### WHAT YOU ARE ASKED TO DO
Copy each line of the material below that includes the string "structured".

::: INPUT :::

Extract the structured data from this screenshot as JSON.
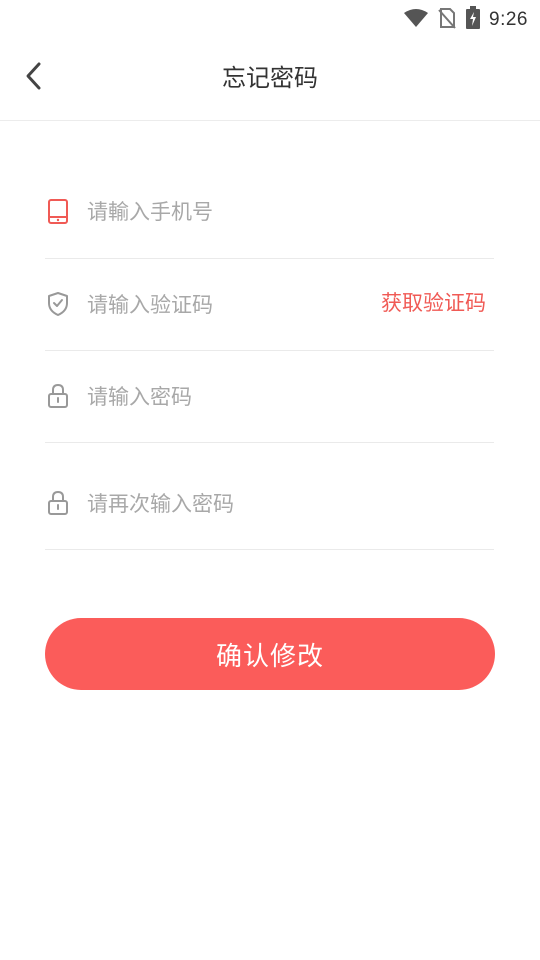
{
  "status_bar": {
    "time": "9:26",
    "icons": [
      "wifi-icon",
      "no-sim-icon",
      "battery-charging-icon"
    ]
  },
  "header": {
    "title": "忘记密码",
    "back_icon": "chevron-left-icon"
  },
  "form": {
    "phone": {
      "placeholder": "请輸入手机号",
      "icon": "phone-icon",
      "value": ""
    },
    "code": {
      "placeholder": "请输入验证码",
      "icon": "shield-check-icon",
      "value": "",
      "action_label": "获取验证码"
    },
    "password": {
      "placeholder": "请输入密码",
      "icon": "lock-icon",
      "value": ""
    },
    "confirm_password": {
      "placeholder": "请再次输入密码",
      "icon": "lock-icon",
      "value": ""
    }
  },
  "submit": {
    "label": "确认修改"
  },
  "colors": {
    "accent": "#fb5c5a",
    "accent_text": "#f05a55",
    "placeholder": "#a8a8a8",
    "divider": "#eaeaea"
  }
}
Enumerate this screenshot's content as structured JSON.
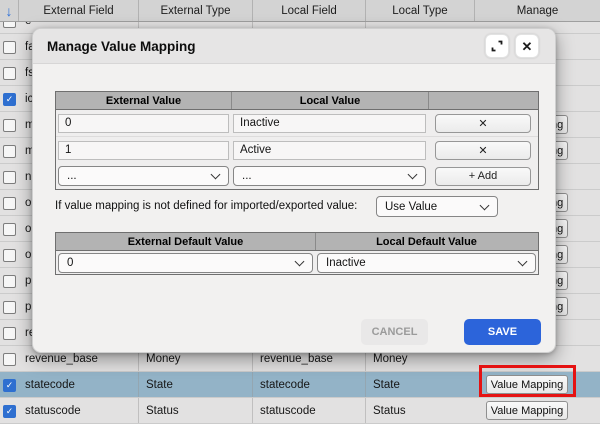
{
  "background_table": {
    "sort_icon": "arrow-down-icon",
    "columns": [
      "External Field",
      "External Type",
      "Local Field",
      "Local Type",
      "Manage"
    ],
    "value_mapping_label": "Value Mapping",
    "rows": [
      {
        "external_field": "e",
        "external_type": "",
        "local_field": "",
        "local_type": "",
        "checked": false,
        "highlighted": false,
        "has_value_mapping_button": false
      },
      {
        "external_field": "fa",
        "external_type": "",
        "local_field": "",
        "local_type": "",
        "checked": false,
        "highlighted": false,
        "has_value_mapping_button": false
      },
      {
        "external_field": "fs",
        "external_type": "",
        "local_field": "",
        "local_type": "",
        "checked": false,
        "highlighted": false,
        "has_value_mapping_button": false
      },
      {
        "external_field": "ic",
        "external_type": "",
        "local_field": "",
        "local_type": "",
        "checked": true,
        "highlighted": false,
        "has_value_mapping_button": false
      },
      {
        "external_field": "m",
        "external_type": "",
        "local_field": "",
        "local_type": "",
        "checked": false,
        "highlighted": false,
        "has_value_mapping_button": true
      },
      {
        "external_field": "m",
        "external_type": "",
        "local_field": "",
        "local_type": "",
        "checked": false,
        "highlighted": false,
        "has_value_mapping_button": true
      },
      {
        "external_field": "n",
        "external_type": "",
        "local_field": "",
        "local_type": "",
        "checked": false,
        "highlighted": false,
        "has_value_mapping_button": false
      },
      {
        "external_field": "o",
        "external_type": "",
        "local_field": "",
        "local_type": "",
        "checked": false,
        "highlighted": false,
        "has_value_mapping_button": true
      },
      {
        "external_field": "o",
        "external_type": "",
        "local_field": "",
        "local_type": "",
        "checked": false,
        "highlighted": false,
        "has_value_mapping_button": true
      },
      {
        "external_field": "o",
        "external_type": "",
        "local_field": "",
        "local_type": "",
        "checked": false,
        "highlighted": false,
        "has_value_mapping_button": true
      },
      {
        "external_field": "p",
        "external_type": "",
        "local_field": "",
        "local_type": "",
        "checked": false,
        "highlighted": false,
        "has_value_mapping_button": true
      },
      {
        "external_field": "p",
        "external_type": "",
        "local_field": "",
        "local_type": "",
        "checked": false,
        "highlighted": false,
        "has_value_mapping_button": true
      },
      {
        "external_field": "re",
        "external_type": "",
        "local_field": "",
        "local_type": "",
        "checked": false,
        "highlighted": false,
        "has_value_mapping_button": false
      },
      {
        "external_field": "revenue_base",
        "external_type": "Money",
        "local_field": "revenue_base",
        "local_type": "Money",
        "checked": false,
        "highlighted": false,
        "has_value_mapping_button": false
      },
      {
        "external_field": "statecode",
        "external_type": "State",
        "local_field": "statecode",
        "local_type": "State",
        "checked": true,
        "highlighted": true,
        "has_value_mapping_button": true,
        "annotated": true
      },
      {
        "external_field": "statuscode",
        "external_type": "Status",
        "local_field": "statuscode",
        "local_type": "Status",
        "checked": true,
        "highlighted": false,
        "has_value_mapping_button": true
      }
    ]
  },
  "dialog": {
    "title": "Manage Value Mapping",
    "window_icons": {
      "expand": "expand-icon",
      "close": "close-icon",
      "close_glyph": "✕"
    },
    "mapping_table": {
      "headers": [
        "External Value",
        "Local Value",
        ""
      ],
      "rows": [
        {
          "external_value": "0",
          "local_value": "Inactive",
          "remove_label": "✕"
        },
        {
          "external_value": "1",
          "local_value": "Active",
          "remove_label": "✕"
        }
      ],
      "new_row": {
        "external_select": "...",
        "local_select": "...",
        "add_button_label": "+ Add"
      }
    },
    "fallback": {
      "label": "If value mapping is not defined for imported/exported value:",
      "selected_value": "Use Value"
    },
    "default_table": {
      "headers": [
        "External Default Value",
        "Local Default Value"
      ],
      "external_default_value": "0",
      "local_default_value": "Inactive"
    },
    "actions": {
      "cancel_label": "CANCEL",
      "save_label": "SAVE"
    }
  },
  "annotation": {
    "shape": "red-rectangle",
    "target": "statecode-value-mapping-button"
  },
  "colors": {
    "save_button": "#2c64da",
    "row_highlight": "#93b3c7",
    "annotation_red": "#e51212",
    "checkbox_checked": "#2e6fd0"
  }
}
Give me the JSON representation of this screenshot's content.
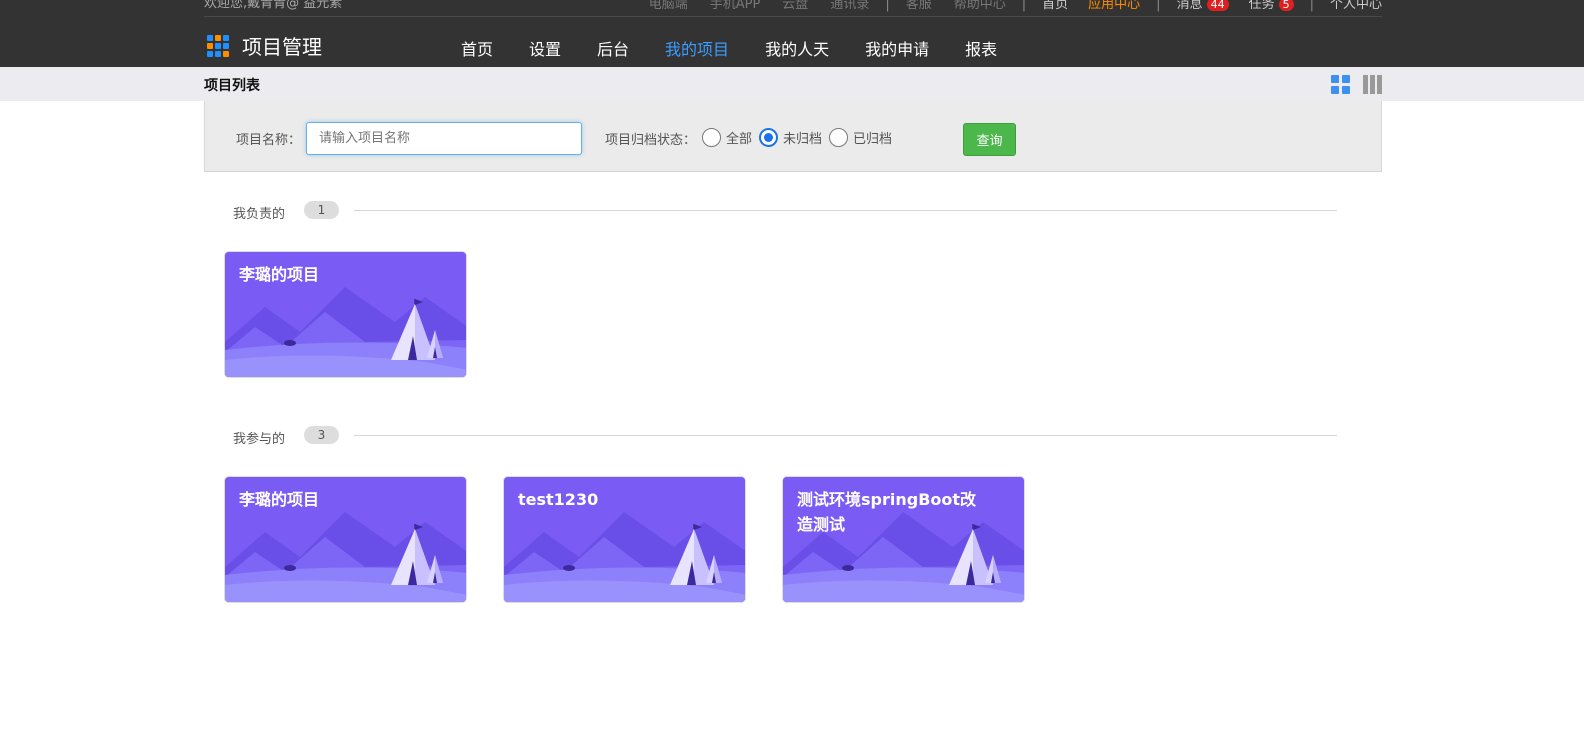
{
  "topbar": {
    "welcome": "欢迎您,戴青青@ 益元素",
    "links": [
      {
        "label": "电脑端"
      },
      {
        "label": "手机APP"
      },
      {
        "label": "云盘"
      },
      {
        "label": "通讯录"
      },
      {
        "label": "客服"
      },
      {
        "label": "帮助中心"
      },
      {
        "label": "首页"
      },
      {
        "label": "应用中心"
      },
      {
        "label": "消息",
        "badge": "44"
      },
      {
        "label": "任务",
        "badge": "5"
      },
      {
        "label": "个人中心"
      }
    ]
  },
  "logo": {
    "text": "项目管理",
    "colors": [
      "#1e90ff",
      "#ff8c00",
      "#1e90ff",
      "#ff8c00",
      "#1e90ff",
      "#1e90ff",
      "#1e90ff",
      "#1e90ff",
      "#ff8c00"
    ]
  },
  "nav": {
    "items": [
      "首页",
      "设置",
      "后台",
      "我的项目",
      "我的人天",
      "我的申请",
      "报表"
    ],
    "active_index": 3
  },
  "subbar": {
    "title": "项目列表"
  },
  "filter": {
    "name_label": "项目名称：",
    "name_placeholder": "请输入项目名称",
    "status_label": "项目归档状态：",
    "options": [
      "全部",
      "未归档",
      "已归档"
    ],
    "selected_index": 1,
    "query_label": "查询"
  },
  "sections": [
    {
      "label": "我负责的",
      "count": "1",
      "projects": [
        "李璐的项目"
      ]
    },
    {
      "label": "我参与的",
      "count": "3",
      "projects": [
        "李璐的项目",
        "test1230",
        "测试环境springBoot改造测试"
      ]
    }
  ],
  "colors": {
    "accent": "#3d9cff",
    "card_bg": "#7b5ff3",
    "query_btn": "#4cb84c",
    "highlight": "#ff8c00",
    "badge": "#e02020"
  }
}
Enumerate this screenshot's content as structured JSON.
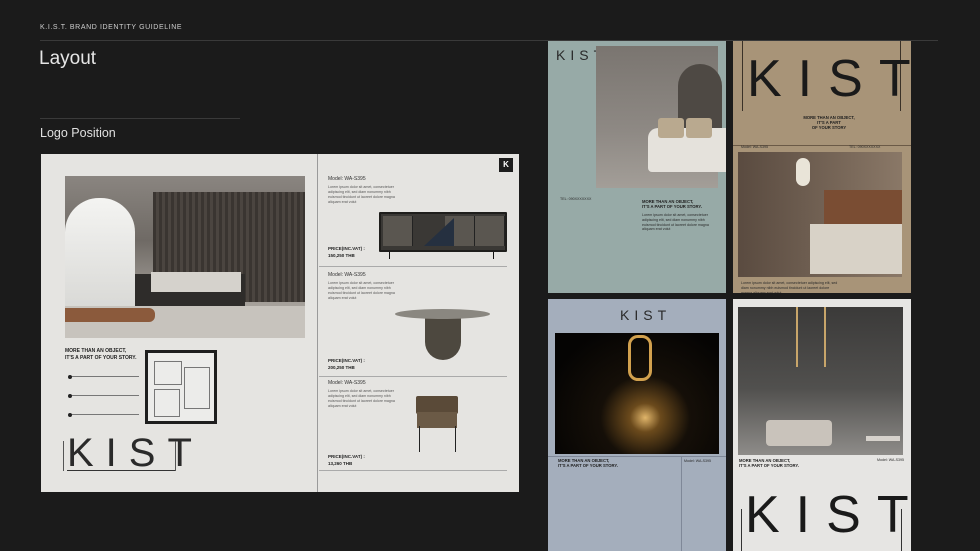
{
  "header": {
    "guideline": "K.I.S.T. BRAND IDENTITY GUIDELINE"
  },
  "page": {
    "title": "Layout",
    "section": "Logo Position"
  },
  "spread": {
    "badge": "K",
    "tagline_1": "MORE THAN AN OBJECT,",
    "tagline_2": "IT'S A PART OF YOUR STORY.",
    "logo": "KIST",
    "products": [
      {
        "model": "Model: WA-S395",
        "desc": "Lorem ipsum dolor sit amet, consectetuer adipiscing elit, sed diam nonummy nibh euismod tincidunt ut laoreet dolore magna aliquam erat volut",
        "price_label": "PRICE(INC.VAT) :",
        "price": "150,250 THB"
      },
      {
        "model": "Model: WA-S395",
        "desc": "Lorem ipsum dolor sit amet, consectetuer adipiscing elit, sed diam nonummy nibh euismod tincidunt ut laoreet dolore magna aliquam erat volut",
        "price_label": "PRICE(INC.VAT) :",
        "price": "200,250 THB"
      },
      {
        "model": "Model: WA-S395",
        "desc": "Lorem ipsum dolor sit amet, consectetuer adipiscing elit, sed diam nonummy nibh euismod tincidunt ut laoreet dolore magna aliquam erat volut",
        "price_label": "PRICE(INC.VAT) :",
        "price": "13,260 THB"
      }
    ]
  },
  "posters": {
    "p1": {
      "logo": "KIST",
      "tagline_1": "MORE THAN AN OBJECT,",
      "tagline_2": "IT'S A PART OF YOUR STORY.",
      "body": "Lorem ipsum dolor sit amet, consectetuer adipiscing elit, sed diam nonummy nibh euismod tincidunt ut laoreet dolore magna aliquam erat volut",
      "foot": "TEL: 090XXXXXXX"
    },
    "p2": {
      "logo": "KIST",
      "tagline_1": "MORE THAN AN OBJECT,",
      "tagline_2": "IT'S A PART",
      "tagline_3": "OF YOUR STORY",
      "model": "Model: WA-S395",
      "tel": "TEL: 090XXXXXXX",
      "body": "Lorem ipsum dolor sit amet, consectetuer adipiscing elit, sed diam nonummy nibh euismod tincidunt ut laoreet dolore magna aliquam erat volut"
    },
    "p3": {
      "logo": "KIST",
      "tagline_1": "MORE THAN AN OBJECT,",
      "tagline_2": "IT'S A PART OF YOUR STORY.",
      "model": "Model: WA-S395"
    },
    "p4": {
      "tagline_1": "MORE THAN AN OBJECT,",
      "tagline_2": "IT'S A PART OF YOUR STORY.",
      "model": "Model: WA-S395",
      "logo": "KIST"
    }
  }
}
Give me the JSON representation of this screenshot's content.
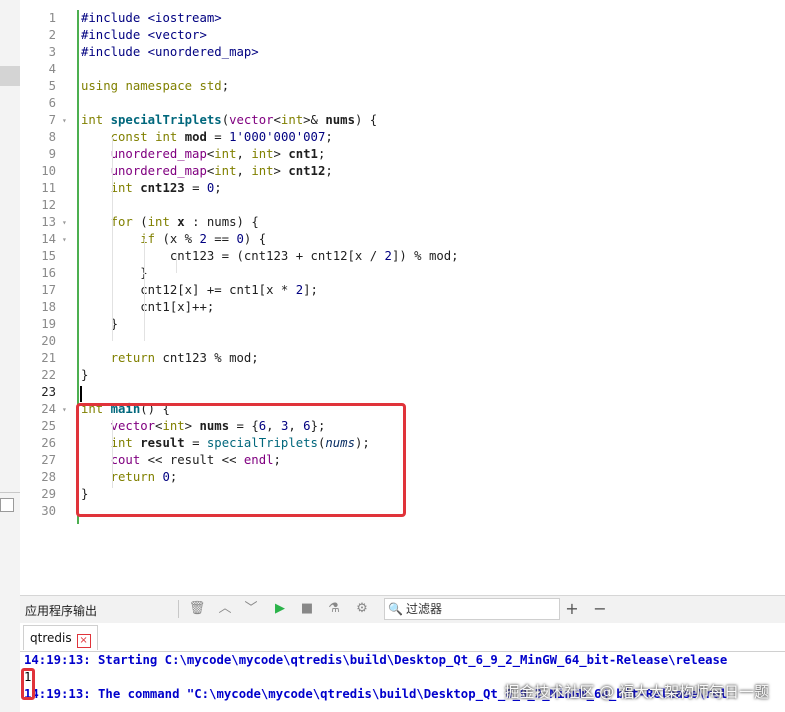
{
  "editor": {
    "lines": [
      {
        "n": "1",
        "fold": "",
        "html": "<span class=\"inc\">#include</span> <span class=\"inc\">&lt;iostream&gt;</span>"
      },
      {
        "n": "2",
        "fold": "",
        "html": "<span class=\"inc\">#include</span> <span class=\"inc\">&lt;vector&gt;</span>"
      },
      {
        "n": "3",
        "fold": "",
        "html": "<span class=\"inc\">#include</span> <span class=\"inc\">&lt;unordered_map&gt;</span>"
      },
      {
        "n": "4",
        "fold": "",
        "html": ""
      },
      {
        "n": "5",
        "fold": "",
        "html": "<span class=\"kw\">using</span> <span class=\"kw\">namespace</span> <span class=\"kw\">std</span>;"
      },
      {
        "n": "6",
        "fold": "",
        "html": ""
      },
      {
        "n": "7",
        "fold": "▾",
        "html": "<span class=\"kw\">int</span> <span class=\"fn\">specialTriplets</span>(<span class=\"tp\">vector</span>&lt;<span class=\"kw\">int</span>&gt;&amp; <span class=\"bold\">nums</span>) {"
      },
      {
        "n": "8",
        "fold": "",
        "html": "    <span class=\"kw\">const</span> <span class=\"kw\">int</span> <span class=\"bold\">mod</span> = <span class=\"num\">1'000'000'007</span>;"
      },
      {
        "n": "9",
        "fold": "",
        "html": "    <span class=\"tp\">unordered_map</span>&lt;<span class=\"kw\">int</span>, <span class=\"kw\">int</span>&gt; <span class=\"bold\">cnt1</span>;"
      },
      {
        "n": "10",
        "fold": "",
        "html": "    <span class=\"tp\">unordered_map</span>&lt;<span class=\"kw\">int</span>, <span class=\"kw\">int</span>&gt; <span class=\"bold\">cnt12</span>;"
      },
      {
        "n": "11",
        "fold": "",
        "html": "    <span class=\"kw\">int</span> <span class=\"bold\">cnt123</span> = <span class=\"num\">0</span>;"
      },
      {
        "n": "12",
        "fold": "",
        "html": ""
      },
      {
        "n": "13",
        "fold": "▾",
        "html": "    <span class=\"kw\">for</span> (<span class=\"kw\">int</span> <span class=\"bold\">x</span> : nums) {"
      },
      {
        "n": "14",
        "fold": "▾",
        "html": "        <span class=\"kw\">if</span> (x % <span class=\"num\">2</span> == <span class=\"num\">0</span>) {"
      },
      {
        "n": "15",
        "fold": "",
        "html": "            cnt123 = (cnt123 + cnt12[x / <span class=\"num\">2</span>]) % mod;"
      },
      {
        "n": "16",
        "fold": "",
        "html": "        }"
      },
      {
        "n": "17",
        "fold": "",
        "html": "        cnt12[x] += cnt1[x * <span class=\"num\">2</span>];"
      },
      {
        "n": "18",
        "fold": "",
        "html": "        cnt1[x]++;"
      },
      {
        "n": "19",
        "fold": "",
        "html": "    }"
      },
      {
        "n": "20",
        "fold": "",
        "html": ""
      },
      {
        "n": "21",
        "fold": "",
        "html": "    <span class=\"kw\">return</span> cnt123 % mod;"
      },
      {
        "n": "22",
        "fold": "",
        "html": "}"
      },
      {
        "n": "23",
        "fold": "",
        "html": ""
      },
      {
        "n": "24",
        "fold": "▾",
        "html": "<span class=\"kw\">int</span> <span class=\"fn\">main</span>() {"
      },
      {
        "n": "25",
        "fold": "",
        "html": "    <span class=\"tp\">vector</span>&lt;<span class=\"kw\">int</span>&gt; <span class=\"bold\">nums</span> = {<span class=\"num\">6</span>, <span class=\"num\">3</span>, <span class=\"num\">6</span>};"
      },
      {
        "n": "26",
        "fold": "",
        "html": "    <span class=\"kw\">int</span> <span class=\"bold\">result</span> = <span class=\"fn\" style=\"font-weight:normal\">specialTriplets</span>(<span class=\"it\">nums</span>);"
      },
      {
        "n": "27",
        "fold": "",
        "html": "    <span class=\"tp\">cout</span> &lt;&lt; result &lt;&lt; <span class=\"tp\">endl</span>;"
      },
      {
        "n": "28",
        "fold": "",
        "html": "    <span class=\"kw\">return</span> <span class=\"num\">0</span>;"
      },
      {
        "n": "29",
        "fold": "",
        "html": "}"
      },
      {
        "n": "30",
        "fold": "",
        "html": ""
      }
    ],
    "current_line": "23"
  },
  "panel": {
    "title": "应用程序输出",
    "filter_label": "过滤器",
    "tab_label": "qtredis",
    "tab_close": "×"
  },
  "output": {
    "line1": "14:19:13: Starting C:\\mycode\\mycode\\qtredis\\build\\Desktop_Qt_6_9_2_MinGW_64_bit-Release\\release",
    "line2": "1",
    "line3": "14:19:13: The command \"C:\\mycode\\mycode\\qtredis\\build\\Desktop_Qt_6_9_2_MinGW_64_bit-Release\\rel"
  },
  "watermark": "掘金技术社区 @ 福大大架构师每日一题",
  "icons": [
    "trash-icon",
    "up-icon",
    "down-icon",
    "run-icon",
    "stop-icon",
    "clean-icon",
    "gear-icon",
    "search-icon",
    "plus-icon",
    "minus-icon"
  ],
  "colors": {
    "highlight": "#e0333a",
    "change_bar": "#4caf50",
    "keyword": "#808000",
    "type": "#800080",
    "output_text": "#0000cc"
  }
}
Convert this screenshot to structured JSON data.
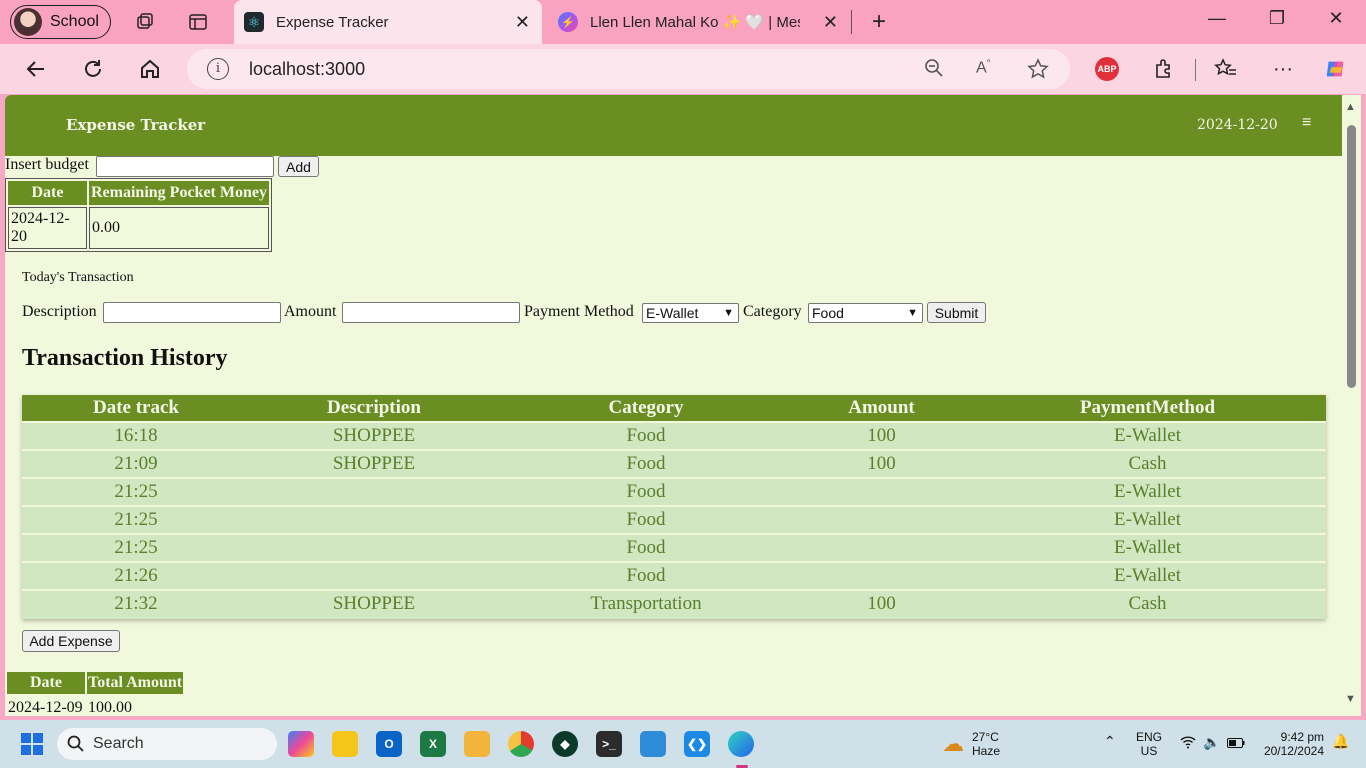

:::

### EXERCISE SOLUTION
Extract the structured data from this screenshot as JSON.
Enumerate this screenshot's content as structured JSON.
Enumerate this screenshot's content as structured JSON.
Convert this screenshot to structured JSON data.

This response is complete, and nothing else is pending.